AIM OF THE EXERCISE:
Leave every picture out, and retype all the remaining records exactly.

DATA RECORDS:
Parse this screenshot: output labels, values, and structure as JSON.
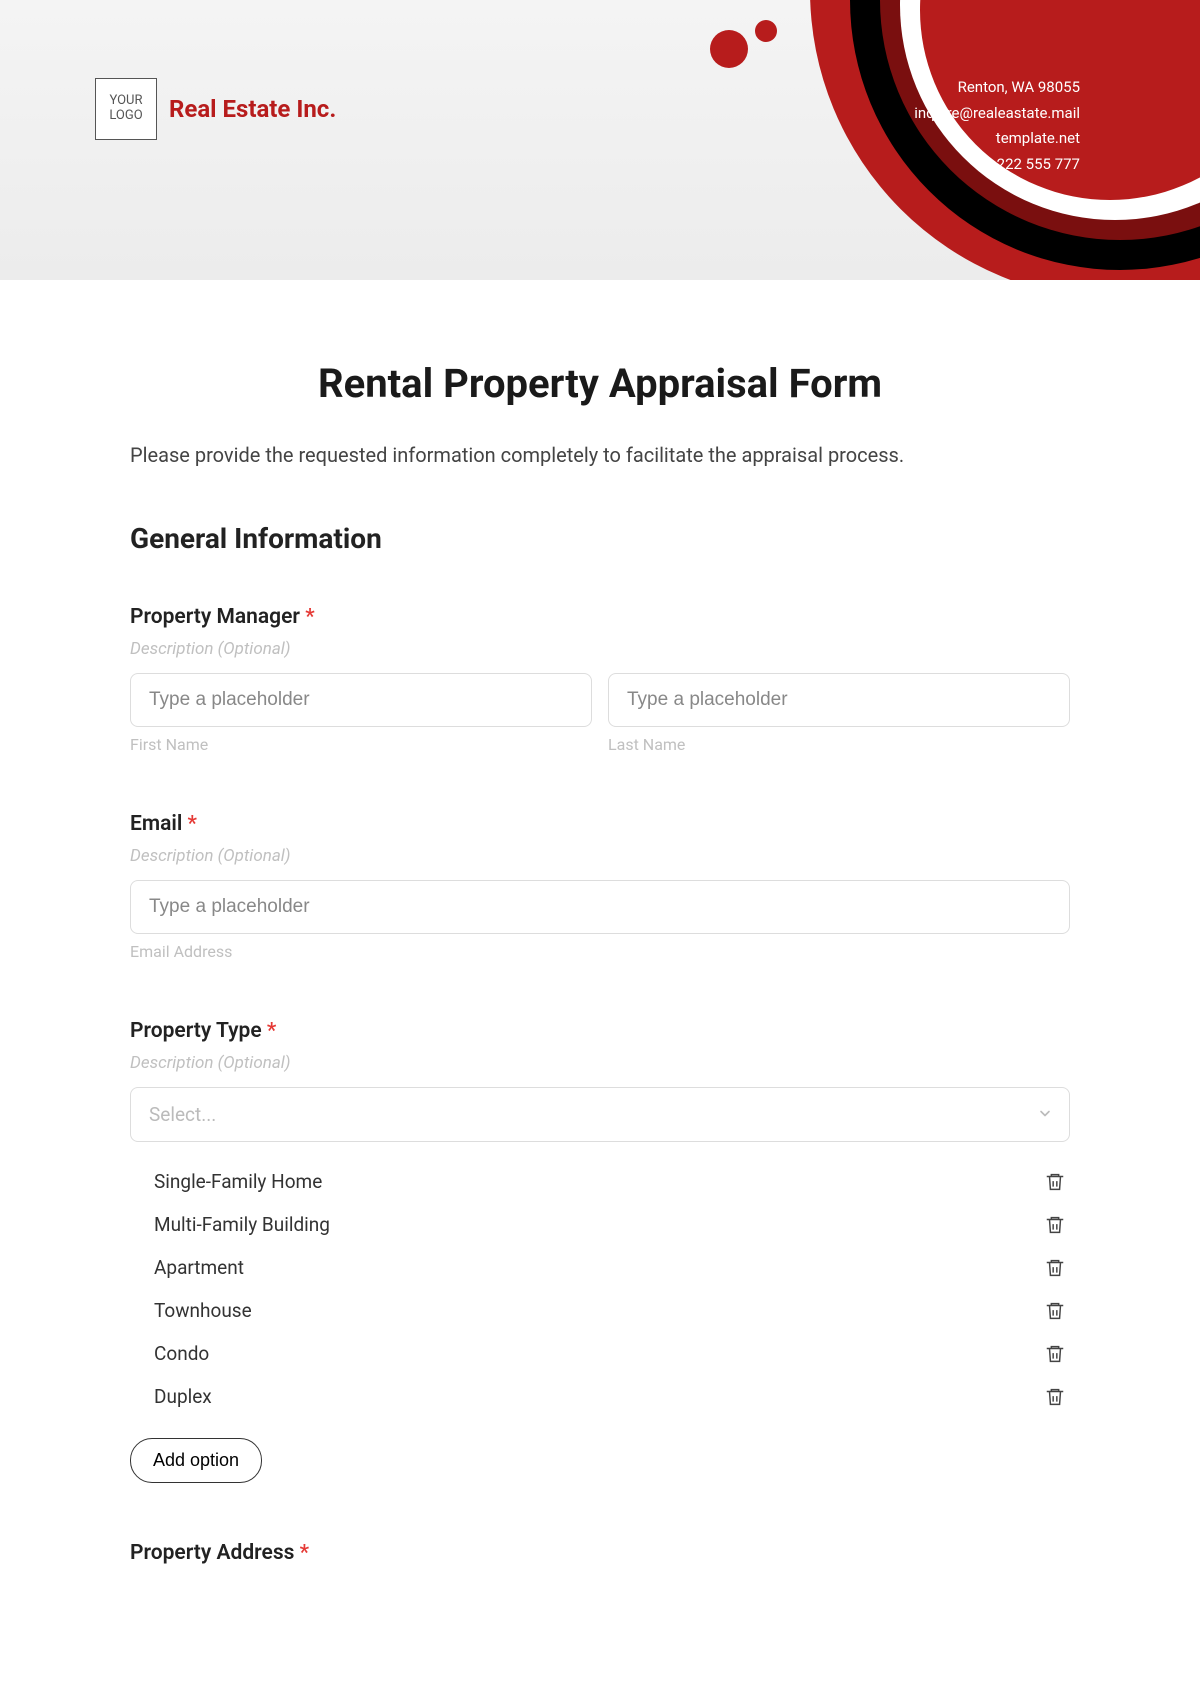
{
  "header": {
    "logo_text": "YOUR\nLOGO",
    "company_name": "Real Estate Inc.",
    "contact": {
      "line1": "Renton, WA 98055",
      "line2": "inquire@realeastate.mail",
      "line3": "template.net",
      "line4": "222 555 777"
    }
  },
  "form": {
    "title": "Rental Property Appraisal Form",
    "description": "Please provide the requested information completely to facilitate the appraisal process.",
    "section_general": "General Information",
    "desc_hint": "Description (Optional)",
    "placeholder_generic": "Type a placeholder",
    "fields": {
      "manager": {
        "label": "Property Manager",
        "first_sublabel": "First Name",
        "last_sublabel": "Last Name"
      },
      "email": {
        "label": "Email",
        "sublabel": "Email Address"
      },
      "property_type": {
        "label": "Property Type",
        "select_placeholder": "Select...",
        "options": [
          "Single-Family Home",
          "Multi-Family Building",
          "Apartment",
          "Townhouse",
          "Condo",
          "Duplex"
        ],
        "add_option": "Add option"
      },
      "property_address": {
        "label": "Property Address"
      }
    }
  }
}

RESULT OF THE EXERCISE:
Parse this screenshot: output labels, values, and structure as JSON.
{
  "header": {
    "logo_text": "YOUR\nLOGO",
    "company_name": "Real Estate Inc.",
    "contact": {
      "line1": "Renton, WA 98055",
      "line2": "inquire@realeastate.mail",
      "line3": "template.net",
      "line4": "222 555 777"
    }
  },
  "form": {
    "title": "Rental Property Appraisal Form",
    "description": "Please provide the requested information completely to facilitate the appraisal process.",
    "section_general": "General Information",
    "desc_hint": "Description (Optional)",
    "placeholder_generic": "Type a placeholder",
    "fields": {
      "manager": {
        "label": "Property Manager",
        "first_sublabel": "First Name",
        "last_sublabel": "Last Name"
      },
      "email": {
        "label": "Email",
        "sublabel": "Email Address"
      },
      "property_type": {
        "label": "Property Type",
        "select_placeholder": "Select...",
        "options": [
          "Single-Family Home",
          "Multi-Family Building",
          "Apartment",
          "Townhouse",
          "Condo",
          "Duplex"
        ],
        "add_option": "Add option"
      },
      "property_address": {
        "label": "Property Address"
      }
    }
  }
}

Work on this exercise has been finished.